GOAL OF THE EXERCISE:
What is the number of lines in the records below holding the string "Quantity"? Reply with it and nothing else.

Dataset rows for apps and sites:
+ + + + + + +

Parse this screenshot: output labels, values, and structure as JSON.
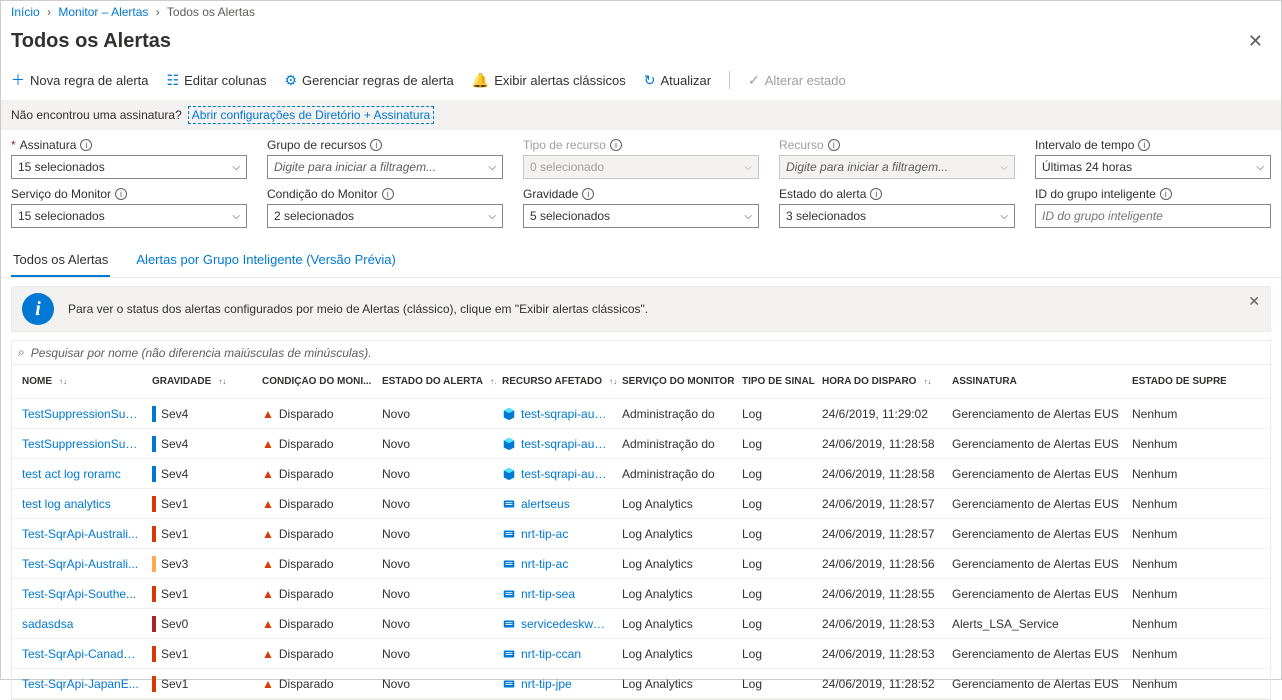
{
  "breadcrumb": {
    "home": "Início",
    "monitor": "Monitor – Alertas",
    "current": "Todos os Alertas"
  },
  "page_title": "Todos os Alertas",
  "toolbar": {
    "new_rule": "Nova regra de alerta",
    "edit_cols": "Editar colunas",
    "manage_rules": "Gerenciar regras de alerta",
    "classic": "Exibir alertas clássicos",
    "refresh": "Atualizar",
    "change_state": "Alterar estado"
  },
  "sub_bar": {
    "text": "Não encontrou uma assinatura?",
    "link": "Abrir configurações de Diretório + Assinatura"
  },
  "filters": {
    "subscription": {
      "label": "Assinatura",
      "value": "15 selecionados"
    },
    "resource_group": {
      "label": "Grupo de recursos",
      "placeholder": "Digite para iniciar a filtragem..."
    },
    "resource_type": {
      "label": "Tipo de recurso",
      "value": "0 selecionado"
    },
    "resource": {
      "label": "Recurso",
      "placeholder": "Digite para iniciar a filtragem..."
    },
    "time_range": {
      "label": "Intervalo de tempo",
      "value": "Últimas 24 horas"
    },
    "monitor_service": {
      "label": "Serviço do Monitor",
      "value": "15 selecionados"
    },
    "monitor_condition": {
      "label": "Condição do Monitor",
      "value": "2 selecionados"
    },
    "severity": {
      "label": "Gravidade",
      "value": "5 selecionados"
    },
    "alert_state": {
      "label": "Estado do alerta",
      "value": "3 selecionados"
    },
    "smart_group": {
      "label": "ID do grupo inteligente",
      "placeholder": "ID do grupo inteligente"
    }
  },
  "tabs": {
    "all": "Todos os Alertas",
    "smart": "Alertas por Grupo Inteligente (Versão Prévia)"
  },
  "banner": {
    "text": "Para ver o status dos alertas configurados por meio de Alertas (clássico), clique em \"Exibir alertas clássicos\"."
  },
  "search_placeholder": "Pesquisar por nome (não diferencia maiúsculas de minúsculas).",
  "columns": {
    "name": "NOME",
    "sev": "GRAVIDADE",
    "cond": "CONDIÇÃO DO MONI...",
    "state": "ESTADO DO ALERTA",
    "res": "RECURSO AFETADO",
    "mon": "SERVIÇO DO MONITOR",
    "sig": "TIPO DE SINAL",
    "time": "HORA DO DISPARO",
    "sub": "ASSINATURA",
    "sup": "ESTADO DE SUPRESSÃO"
  },
  "rows": [
    {
      "name": "TestSuppressionSub...",
      "sev": "Sev4",
      "sevc": "sev4",
      "cond": "Disparado",
      "state": "Novo",
      "res": "test-sqrapi-aust...",
      "ric": "cube",
      "mon": "Administração do",
      "sig": "Log",
      "time": "24/6/2019, 11:29:02",
      "sub": "Gerenciamento de Alertas EUS",
      "sup": "Nenhum"
    },
    {
      "name": "TestSuppressionSub...",
      "sev": "Sev4",
      "sevc": "sev4",
      "cond": "Disparado",
      "state": "Novo",
      "res": "test-sqrapi-aust...",
      "ric": "cube",
      "mon": "Administração do",
      "sig": "Log",
      "time": "24/06/2019, 11:28:58",
      "sub": "Gerenciamento de Alertas EUS",
      "sup": "Nenhum"
    },
    {
      "name": "test act log roramc",
      "sev": "Sev4",
      "sevc": "sev4",
      "cond": "Disparado",
      "state": "Novo",
      "res": "test-sqrapi-aust...",
      "ric": "cube",
      "mon": "Administração do",
      "sig": "Log",
      "time": "24/06/2019, 11:28:58",
      "sub": "Gerenciamento de Alertas EUS",
      "sup": "Nenhum"
    },
    {
      "name": "test log analytics",
      "sev": "Sev1",
      "sevc": "sev1",
      "cond": "Disparado",
      "state": "Novo",
      "res": "alertseus",
      "ric": "db",
      "mon": "Log Analytics",
      "sig": "Log",
      "time": "24/06/2019, 11:28:57",
      "sub": "Gerenciamento de Alertas EUS",
      "sup": "Nenhum"
    },
    {
      "name": "Test-SqrApi-Australi...",
      "sev": "Sev1",
      "sevc": "sev1",
      "cond": "Disparado",
      "state": "Novo",
      "res": "nrt-tip-ac",
      "ric": "db",
      "mon": "Log Analytics",
      "sig": "Log",
      "time": "24/06/2019, 11:28:57",
      "sub": "Gerenciamento de Alertas EUS",
      "sup": "Nenhum"
    },
    {
      "name": "Test-SqrApi-Australi...",
      "sev": "Sev3",
      "sevc": "sev3",
      "cond": "Disparado",
      "state": "Novo",
      "res": "nrt-tip-ac",
      "ric": "db",
      "mon": "Log Analytics",
      "sig": "Log",
      "time": "24/06/2019, 11:28:56",
      "sub": "Gerenciamento de Alertas EUS",
      "sup": "Nenhum"
    },
    {
      "name": "Test-SqrApi-Southe...",
      "sev": "Sev1",
      "sevc": "sev1",
      "cond": "Disparado",
      "state": "Novo",
      "res": "nrt-tip-sea",
      "ric": "db",
      "mon": "Log Analytics",
      "sig": "Log",
      "time": "24/06/2019, 11:28:55",
      "sub": "Gerenciamento de Alertas EUS",
      "sup": "Nenhum"
    },
    {
      "name": "sadasdsa",
      "sev": "Sev0",
      "sevc": "sev0",
      "cond": "Disparado",
      "state": "Novo",
      "res": "servicedeskwcus",
      "ric": "db",
      "mon": "Log Analytics",
      "sig": "Log",
      "time": "24/06/2019, 11:28:53",
      "sub": "Alerts_LSA_Service",
      "sup": "Nenhum"
    },
    {
      "name": "Test-SqrApi-Canada...",
      "sev": "Sev1",
      "sevc": "sev1",
      "cond": "Disparado",
      "state": "Novo",
      "res": "nrt-tip-ccan",
      "ric": "db",
      "mon": "Log Analytics",
      "sig": "Log",
      "time": "24/06/2019, 11:28:53",
      "sub": "Gerenciamento de Alertas EUS",
      "sup": "Nenhum"
    },
    {
      "name": "Test-SqrApi-JapanE...",
      "sev": "Sev1",
      "sevc": "sev1",
      "cond": "Disparado",
      "state": "Novo",
      "res": "nrt-tip-jpe",
      "ric": "db",
      "mon": "Log Analytics",
      "sig": "Log",
      "time": "24/06/2019, 11:28:52",
      "sub": "Gerenciamento de Alertas EUS",
      "sup": "Nenhum"
    }
  ]
}
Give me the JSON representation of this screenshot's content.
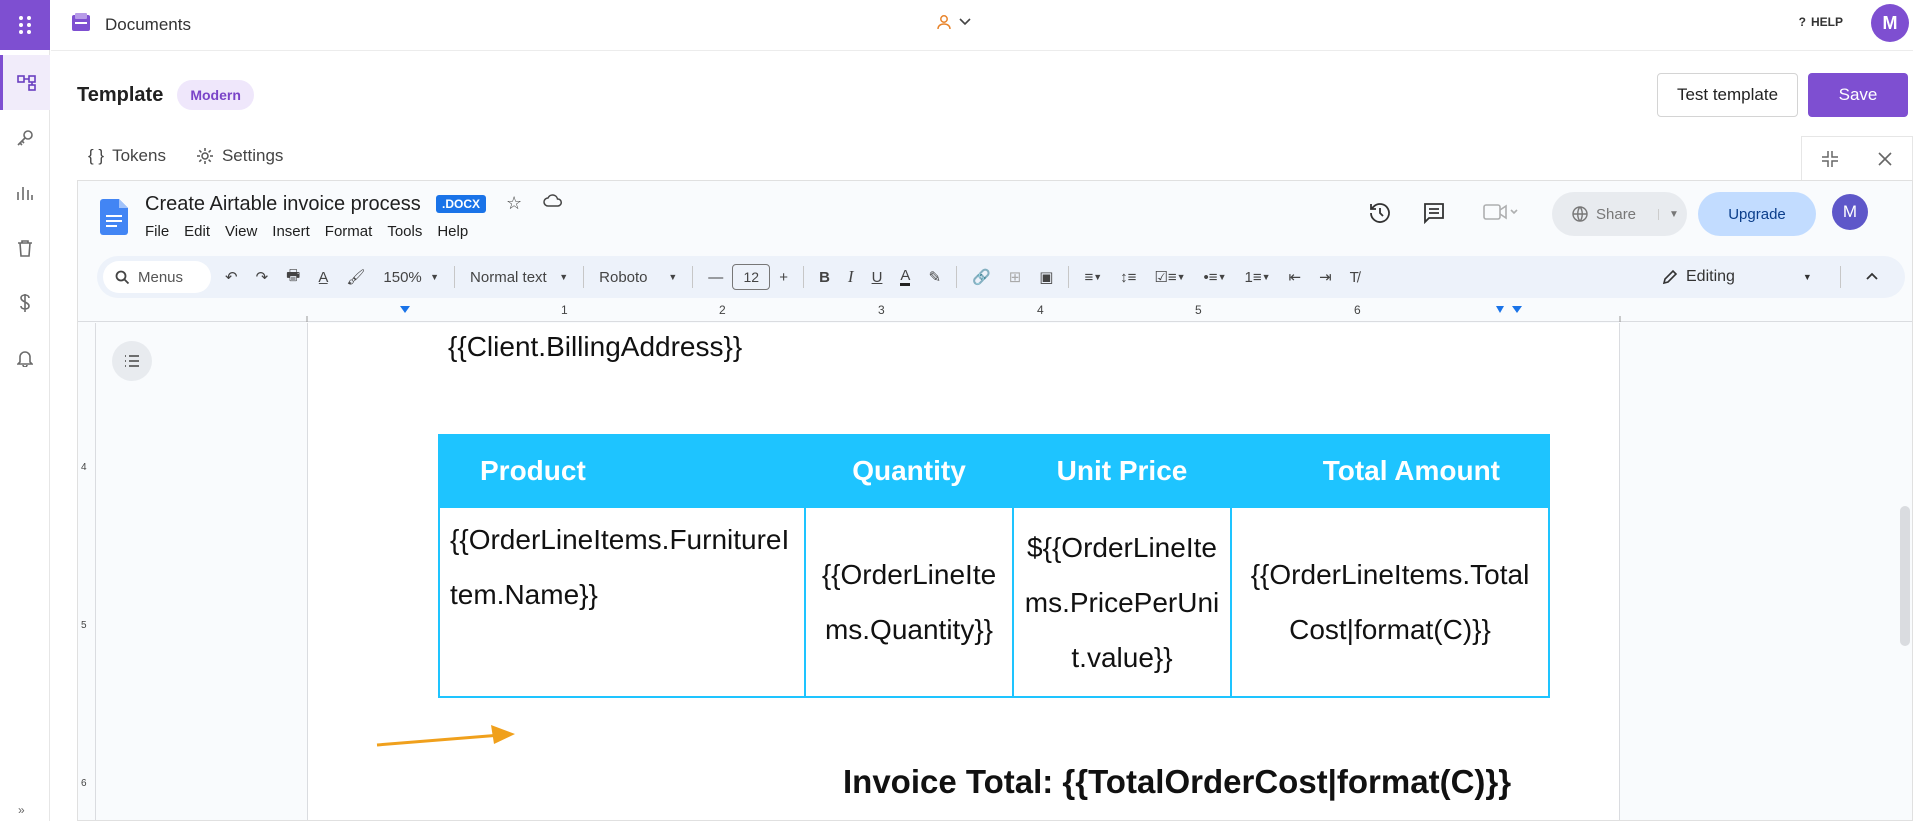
{
  "app": {
    "title": "Documents",
    "user_initial": "M",
    "help": "HELP"
  },
  "header": {
    "title": "Template",
    "badge": "Modern",
    "test_label": "Test template",
    "save_label": "Save"
  },
  "tabs": [
    {
      "label": "Tokens"
    },
    {
      "label": "Settings"
    }
  ],
  "gdoc": {
    "title": "Create Airtable invoice process",
    "badge": ".DOCX",
    "menus": [
      "File",
      "Edit",
      "View",
      "Insert",
      "Format",
      "Tools",
      "Help"
    ],
    "share_label": "Share",
    "upgrade_label": "Upgrade",
    "avatar": "M"
  },
  "toolbar": {
    "search_label": "Menus",
    "zoom": "150%",
    "style": "Normal text",
    "font": "Roboto",
    "font_size": "12",
    "mode": "Editing"
  },
  "ruler": {
    "marks": [
      "1",
      "2",
      "3",
      "4",
      "5",
      "6"
    ],
    "vmarks": [
      "4",
      "5",
      "6"
    ]
  },
  "document": {
    "address": "{{Client.BillingAddress}}",
    "table": {
      "headers": [
        "Product",
        "Quantity",
        "Unit Price",
        "Total Amount"
      ],
      "row": [
        "{{OrderLineItems.FurnitureItem.Name}}",
        "{{OrderLineItems.Quantity}}",
        "${{OrderLineItems.PricePerUnit.value}}",
        "{{OrderLineItems.TotalCost|format(C)}}"
      ]
    },
    "invoice_total": "Invoice Total: {{TotalOrderCost|format(C)}}"
  }
}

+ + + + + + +

OUTPUT BELOW:
2